To avoid any assertion about the infinitude of the straight line, Euclid says a line segment (he uses the word "line" in this sense) can be extended as far as necessary. Unwillingness to involve the infinitely large is seen also in **Euclid's** statement of the parallel axiom.

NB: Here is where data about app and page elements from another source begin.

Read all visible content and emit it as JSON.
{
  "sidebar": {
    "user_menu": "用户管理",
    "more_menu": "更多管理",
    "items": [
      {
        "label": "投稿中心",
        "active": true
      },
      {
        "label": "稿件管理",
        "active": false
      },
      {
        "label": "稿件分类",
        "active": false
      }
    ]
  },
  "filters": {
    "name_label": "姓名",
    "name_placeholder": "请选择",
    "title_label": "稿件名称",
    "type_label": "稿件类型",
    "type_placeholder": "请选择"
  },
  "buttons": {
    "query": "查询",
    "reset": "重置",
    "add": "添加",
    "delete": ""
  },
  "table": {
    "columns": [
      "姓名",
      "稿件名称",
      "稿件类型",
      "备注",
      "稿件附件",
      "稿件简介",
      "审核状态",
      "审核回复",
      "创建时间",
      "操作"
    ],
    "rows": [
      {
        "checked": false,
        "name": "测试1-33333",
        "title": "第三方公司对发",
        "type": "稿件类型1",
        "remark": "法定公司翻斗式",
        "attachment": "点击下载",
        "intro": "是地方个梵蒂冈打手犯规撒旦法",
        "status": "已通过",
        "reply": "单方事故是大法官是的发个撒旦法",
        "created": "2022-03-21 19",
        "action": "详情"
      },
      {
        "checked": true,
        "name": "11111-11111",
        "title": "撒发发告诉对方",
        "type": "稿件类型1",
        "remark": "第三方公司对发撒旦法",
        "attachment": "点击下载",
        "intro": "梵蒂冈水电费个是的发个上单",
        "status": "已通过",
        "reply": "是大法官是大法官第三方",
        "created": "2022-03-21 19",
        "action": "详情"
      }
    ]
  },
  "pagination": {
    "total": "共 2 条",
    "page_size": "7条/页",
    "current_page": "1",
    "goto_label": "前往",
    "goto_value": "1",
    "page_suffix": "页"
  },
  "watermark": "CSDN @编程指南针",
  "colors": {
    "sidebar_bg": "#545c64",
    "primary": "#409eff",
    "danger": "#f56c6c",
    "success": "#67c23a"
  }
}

Instead of considering two lines that extend to infinity and giving a direct condition or assumption under which parallel lines might exist, his parallel axiom gives a condition under which two lines will meet at some finite point.

— Morris Kline,

On an attentive examination of the methods adopted by modern elementary writers, in laying down the first principles of ratios and proportion, and especially in commenting upon Euclid, I long since experienced a conviction of the extremely unsatisfactory nature of most of their views; and this chiefly, as appearing to me to involve inadequate ideas of **Euclid's** real principle in treating of proportionals in his 5th book, and of the nature of the quantities which form the subject of investigation.

— Rev. Baden Powell,

**Euclid's** Elements is certainly one of the greatest books ever written, and one of the most perfect monuments of the Greek intellect.

— Bertrand Russell, A History of Western Philosophy, p. 211

Comparatively few of the propositions and proofs in the Elements are his [**Euclid's**] own discoveries. In fact, the proof of the "Theorem of Pythagoras" is the only one directly ascribed to him.

— Florian Cajori,